Team Clinton is outspending Team Trump in the battlegrounds by a 15-to-1 margin
Our latest ad-spending numbers show the Clinton campaign outspending the Trump camp, $52 million to $0. And when you factor in outside spending, it’s Team Clinton $91 million to Team Trump’s $8 million. And here’s a look at the battleground-state disparity: It’s Team Clinton at $77 million in nine states and Team Trump at $5 million.
The Top 10 advertising markets
Here one more set of ad-spending numbers: The 10 markets with the most advertising dollars in the presidential election – from all advertisers. No. 1 and No. 2? Florida’s I-4 Corridor. And another Florida market (West Palm Beach) checks in at No. 8.
1. Orlando-Daytona Beach-Melbourne, FL: $8.1 million
2. Tampa-St. Pete-Sarasota, FL: $7.6 million
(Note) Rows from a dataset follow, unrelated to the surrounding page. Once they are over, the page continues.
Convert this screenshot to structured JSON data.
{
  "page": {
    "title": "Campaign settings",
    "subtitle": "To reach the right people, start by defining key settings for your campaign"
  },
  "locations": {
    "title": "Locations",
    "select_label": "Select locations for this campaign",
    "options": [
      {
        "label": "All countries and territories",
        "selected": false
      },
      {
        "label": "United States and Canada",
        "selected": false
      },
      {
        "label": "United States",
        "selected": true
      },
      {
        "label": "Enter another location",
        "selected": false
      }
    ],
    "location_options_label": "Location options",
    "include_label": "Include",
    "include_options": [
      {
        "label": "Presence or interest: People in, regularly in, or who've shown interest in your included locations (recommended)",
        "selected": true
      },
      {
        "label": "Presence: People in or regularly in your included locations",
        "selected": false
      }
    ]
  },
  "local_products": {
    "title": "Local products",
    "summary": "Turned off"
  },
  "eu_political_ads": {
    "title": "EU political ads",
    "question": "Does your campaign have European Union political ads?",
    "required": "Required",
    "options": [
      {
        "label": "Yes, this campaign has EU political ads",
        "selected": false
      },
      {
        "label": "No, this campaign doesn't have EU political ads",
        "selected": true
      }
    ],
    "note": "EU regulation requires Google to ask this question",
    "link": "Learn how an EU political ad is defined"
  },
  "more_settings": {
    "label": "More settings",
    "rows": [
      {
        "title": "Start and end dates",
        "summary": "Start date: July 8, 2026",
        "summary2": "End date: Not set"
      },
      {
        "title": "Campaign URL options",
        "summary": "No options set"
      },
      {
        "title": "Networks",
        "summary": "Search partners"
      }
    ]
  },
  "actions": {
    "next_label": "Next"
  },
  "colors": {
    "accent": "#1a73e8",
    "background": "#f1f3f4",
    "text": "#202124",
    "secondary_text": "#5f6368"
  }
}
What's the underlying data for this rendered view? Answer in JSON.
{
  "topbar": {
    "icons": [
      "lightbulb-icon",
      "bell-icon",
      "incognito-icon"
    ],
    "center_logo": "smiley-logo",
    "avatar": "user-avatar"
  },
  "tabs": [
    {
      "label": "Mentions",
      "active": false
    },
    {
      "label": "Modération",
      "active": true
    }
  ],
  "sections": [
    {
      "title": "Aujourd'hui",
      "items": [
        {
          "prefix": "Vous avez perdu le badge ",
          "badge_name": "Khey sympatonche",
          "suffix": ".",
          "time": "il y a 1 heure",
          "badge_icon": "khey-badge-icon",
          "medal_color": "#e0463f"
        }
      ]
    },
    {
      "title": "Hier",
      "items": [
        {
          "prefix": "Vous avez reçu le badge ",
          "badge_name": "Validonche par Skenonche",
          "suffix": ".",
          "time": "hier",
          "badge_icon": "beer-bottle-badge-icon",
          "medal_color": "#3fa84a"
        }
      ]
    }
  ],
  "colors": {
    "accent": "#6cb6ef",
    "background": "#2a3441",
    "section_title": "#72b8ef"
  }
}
3. Cleveland-Akron, OH: $6.2 million
4. Las Vegas, NV: $5.2 million
5. Columbus, OH: $4.2 million
6. Denver, CO: $4.0 million
7. Charlotte, NC: $3.7 million
8. West Palm Beach-Ft, Pierce, FL: $3.4 million
9. Boston, MA (NH market): $2.9 million
10. Raleigh-Durham, NC: $2.6 million
On the trail
Hillary Clinton is in Des Moines, Iowa. Donald Trump campaigns in Virginia and Florida. Mike Pence holds events in Ohio.
Countdown to Election Day: 90 days